That project is called Alibi, which is based on A New Zealand series of the same name. The project puts viewers in an interrogation room with investigators, and tells stories from multiple perspectives in a non-linear timeline. Viewers will see suspect's stories, and be challenged to figure out which persons' story is legit and which is false before the truth is uncovered.
In the first season of the original series, each episode centered on a different suspect and their telling of the events that resulted in a teenage girl's death. As mentioned, Craig O'Neill is attached, as are the original show's creators David de Lautour and Hannah Marshall and producer Gareth Williams.
The other project, Out The Door, is an interesting sounding series written by 24 executive producer Evan Katz. Deadline reported this project follows a NYPD detective whose retirement gets pushed off by quite a few years. Frustrated, the detective attempts to get himself fired so he can collect his pension, but unintentionally becomes better at his job in the process.

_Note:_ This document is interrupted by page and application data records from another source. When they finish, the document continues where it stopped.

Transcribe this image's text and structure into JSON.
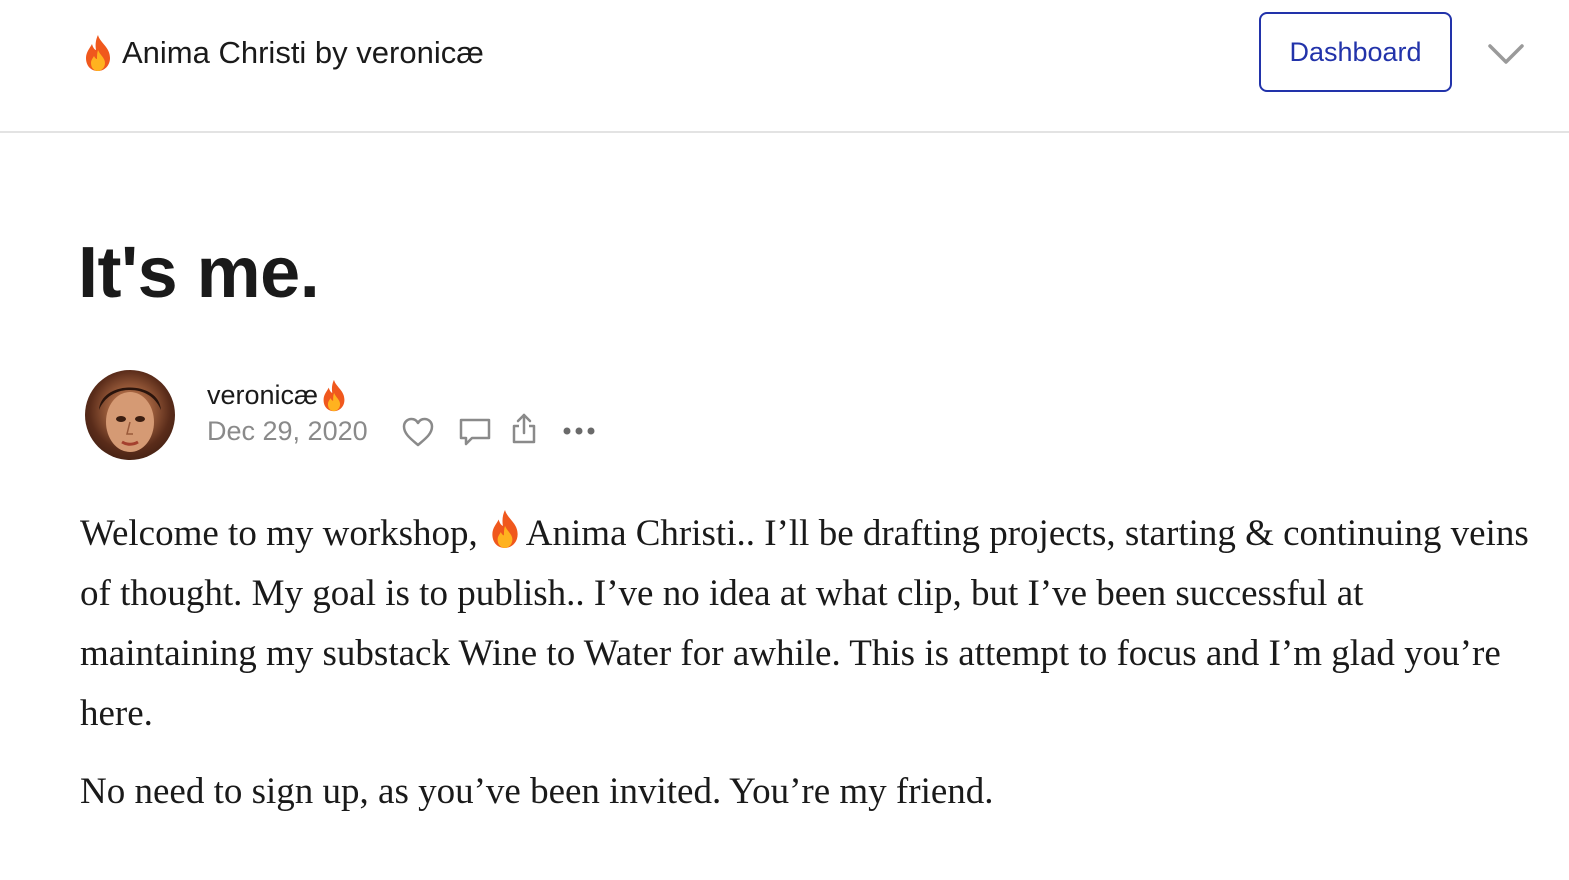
{
  "header": {
    "publication_title": "Anima Christi by veronicæ",
    "title_icon": "flame-icon",
    "dashboard_label": "Dashboard",
    "menu_icon": "chevron-down-icon",
    "accent_color": "#2233aa"
  },
  "post": {
    "title": "It's me.",
    "author": "veronicæ",
    "author_icon": "flame-icon",
    "date": "Dec 29, 2020",
    "actions": [
      "heart-icon",
      "comment-icon",
      "share-icon",
      "more-icon"
    ],
    "paragraph1_before": "Welcome to my workshop,",
    "paragraph1_after": "Anima Christi.. I’ll be drafting projects, starting & continuing veins of thought. My goal is to publish.. I’ve no idea at what clip, but I’ve been successful at maintaining my substack Wine to Water for awhile. This is attempt to focus and I’m glad you’re here.",
    "paragraph2": "No need to sign up, as you’ve been invited. You’re my friend."
  }
}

Evan Katz (who also was an executive producer for 24: Legacy) will executive produce Out The Door, as will Jerry Bruckheimer, Jonathan Littman and KristieAnne Reed. The exact genre of the series is unknown, though with the premise it sounds as though this could be a crime procedural with some comedic elements.
Again, these are the two latest purchases from CBS, which has been having a good run in the fall season thus far. All of its freshman shows are off to a solid start in ratings and viewership, but it never hurts to have a few shows being developed in the background in case things can go south (it's not entirely unheard of, after all). Will either of these shows be there to step up should a series get cancelled, or will CBS ultimately pass on them before then?
We don't have a crystal ball that tells us the future of television, but CinemaBlend is able to report on most all of the latest and greatest television and movie news in a rather timely fasion. Stick with us for more of that, and to see what else could be ordered by networks before the end of 2019.